The beginning of the end
By now, you might be aware of the “Post-Erasmus Depression”, but what about when it hits you sooner? Like one month before your Erasmus is over. That is what this story is about.
I was still doing my Erasmus when, around one month before I had to leave, it hit me that this wasn’t going to be my life forever, that I had to go back and, somehow, know exactly what to do and how to act. After living in a city for some time, you start to develop little habits, from cooking dinner with the sound of your neighbour's television to weekly lunches at the same restaurant with the same group of friends or going to the same coffee shop after every class. My habits were very food-related. Once I started feeling that the end of my Erasmus was near, I felt desperate and started crying every time I saw my friends. Post-Erasmus depression was starting to hit me, even though I hadn’t left yet.
What can you do when you realise that it’s going to end?
- Don’t panic. It’s normal to panic, but don’t do it.
- Don’t cry. At least not now. Save your tears for later.
- Enjoy every single moment you have left, from your friends to attending classes to eating food. Enjoy it. It’s never going to be the same. But that’s not necessarily a bad thing.
Something that helped me cope with this feeling was writing. I started to journal about how the city felt and how the experience had impacted me. A mental photograph like only my own words could describe it so that I could read them to myself later.
As exams ended, my friends and I started to plan when we were going to leave and had more time to be with each other. Planning to keep in touch with my friends was a big mood booster. I knew I wasn’t the only one feeling the way I felt and if I needed to share something related to leaving, who else to share it with but those that had been with me for six months?
Sooner or later, we all have to say goodbye. We all have to pack our bags again, empty out our rooms, say our last goodbye to that teacher that was really cool, to that monument that started as a photograph on a screen and became a meeting point, to that neighbour that struggled to talk to you because of the language barrier but tried nonetheless, to the dogs that you would try to pet every day, to the friends that made you a brand new person.
I chose not to be the first one to go from my little group.
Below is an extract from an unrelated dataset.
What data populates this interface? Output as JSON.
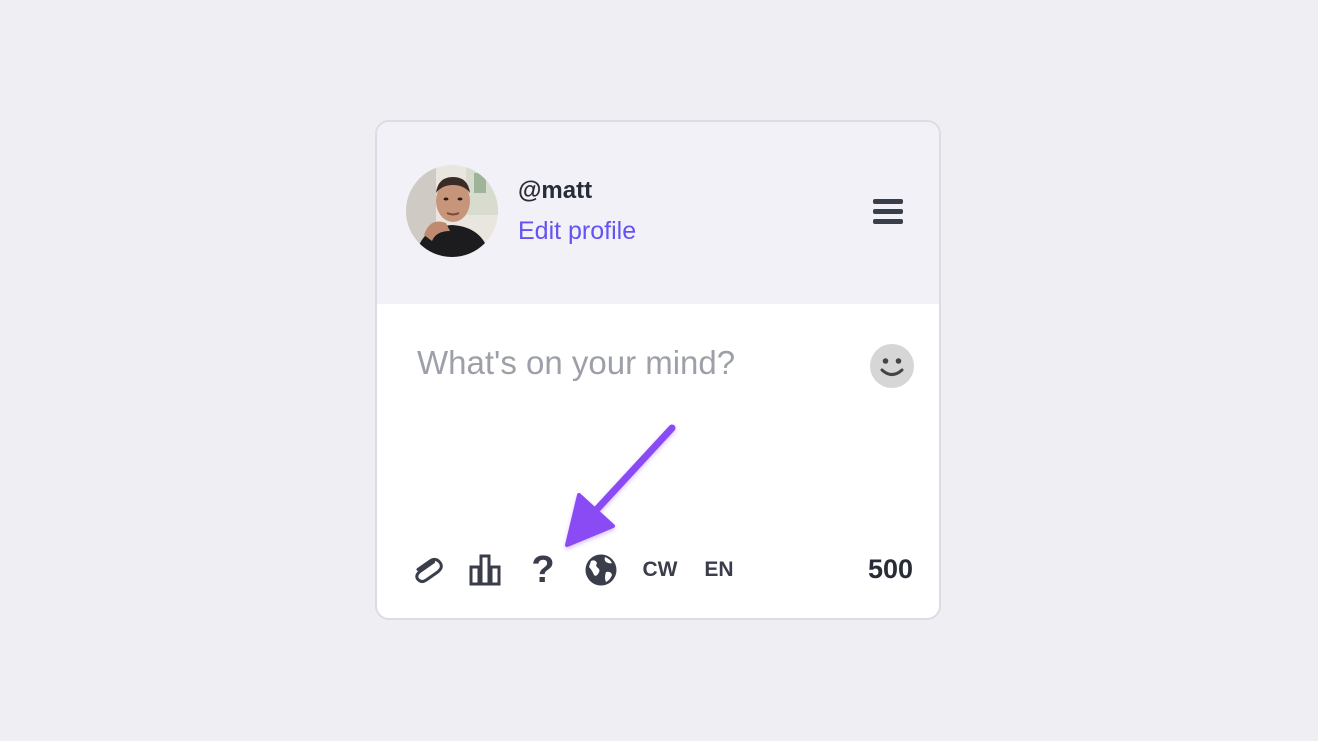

I saw someone go and someone saw me go. We decided to keep in touch, to meet up whenever we could, to stay in each other's lives. Trust me, it’s very hard to do this and nothing will ever be as it was. But whenever I get to be with any of them, not only do I cry like a little baby, but I am also filled with pride and joy because these humans grew up with me, even if only a little bit. No one will ever take away our memories together - that will never change. And remember: being sad just means you were happy before.